Found on

Tuesday, 30 July 2013

The Owners, Volume V : Eyon Rising

Oh I know it's the summer holidays but much as I'm enjoying the sun and the leisure time, I'm itching to get back to editing Volume V of my debut series and then to begin Volume VI. You see I know what is about to happen...

They shoot horses, don't they?

It is a strange world indeed. A world full of contrasts and complexities so deep, that sometimes I have to just stop and wonder at it all.

As you already know, the human condition perplexes me greatly and although I know I will never get to the bottom of its deep well of understanding, I do like to drink deeply of it every now and again.

I have recently joined a new Facebook group. Not having even previously known of their existence, I came across this group of random individuals, who dedicate much of their spare time to the
collection and care of injured birds, mostly pigeons.

And what a revelation! Big hairy, bearded men, the sort I would possibly have crossed the street to avoid, are pictured lovingly regarding a healed or healing bird, which sits perched on their shoulder. Heavily tattooed young women with neon hair, hold the injured birds up to the camera, to show their injuries and ask for or give advice on specific wound treatments.

And I realised something about myself in the process. Having come from Glasgow [albeit a long time ago when I was eighteen], I thought that I judged people by their actions, rather than their image. But I was wrong. I am just as judgemental as is the next person.

Now don't get me wrong. These lovely people are nutty as fruit cakes but in a lovely way. And I'm sure now that if they read this blog they will agree. Let me explain.

It's not what they do, the rescuing and caring for birds, which is the nutty part. No, that is the most commendable part of their characters. The care, the diligence and the concern they show for each and every one of their charges, is heart-renderingly wonderful.

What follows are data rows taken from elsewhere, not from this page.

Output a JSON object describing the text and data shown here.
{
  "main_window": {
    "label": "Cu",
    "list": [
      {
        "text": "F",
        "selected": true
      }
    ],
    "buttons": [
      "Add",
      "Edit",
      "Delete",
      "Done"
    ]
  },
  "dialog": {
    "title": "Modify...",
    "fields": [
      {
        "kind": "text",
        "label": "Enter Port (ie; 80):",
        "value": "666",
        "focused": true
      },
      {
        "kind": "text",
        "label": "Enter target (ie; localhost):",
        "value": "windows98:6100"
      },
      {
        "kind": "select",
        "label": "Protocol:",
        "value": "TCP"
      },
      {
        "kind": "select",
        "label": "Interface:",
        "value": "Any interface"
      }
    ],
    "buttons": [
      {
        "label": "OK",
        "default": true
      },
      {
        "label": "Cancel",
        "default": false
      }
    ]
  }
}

The nutty part, is the bit that comes after, where they proceed to let the birds fly around their houses or nest up in the curtains! But it is a nuttiness born of consideration and love, a real ability to actually do what most of us can only say - to live and let live.

And of course, I am as nutty as the rest of them. I, after all, have an injured wood pigeon in my kitchen which flaps around the kitchen and the back garden. That's why the conversation I have just had with one of my children hit me so hard.

I was asked by my daughter why she had [in a film] seen a horse being shot after it had a broken leg. I had to explain that although the injuries would heal, that most people found the process too expensive. And that, added to the fact that the horse would never be able to be ridden as well afterwards, caused it to be condemned to a death sentence.

My eldest was mortified. Why were there no laws to stop this? Why were there no charities that would take in the horses? I explained there were charities but that they were most probably swamped with requests.

But awful as that situation is,  I was not disheartened by it as I once  would have been. Through this group I can see that there are kind and humane people in all walks of life. And that just because you can't instantly spot them, doesn't mean they don't exist. Because I know that somewhere, someone will be working with these horses just as my group is with birds.

You see what I am trying to say, is that these people have restored my faith  in human nature. They have given me back what was lost through countless news programmes or newspaper articles which report on only the horrors of the world.

There are good people out there...and not just a few. So stand up you strangely bearded men and neon barneted women, with your piercings and your tattoos, arise you quiet damsels or shy withdrawn young men and come forward all you others who look just like you and I.

Come forward all of you, for you are my heroes.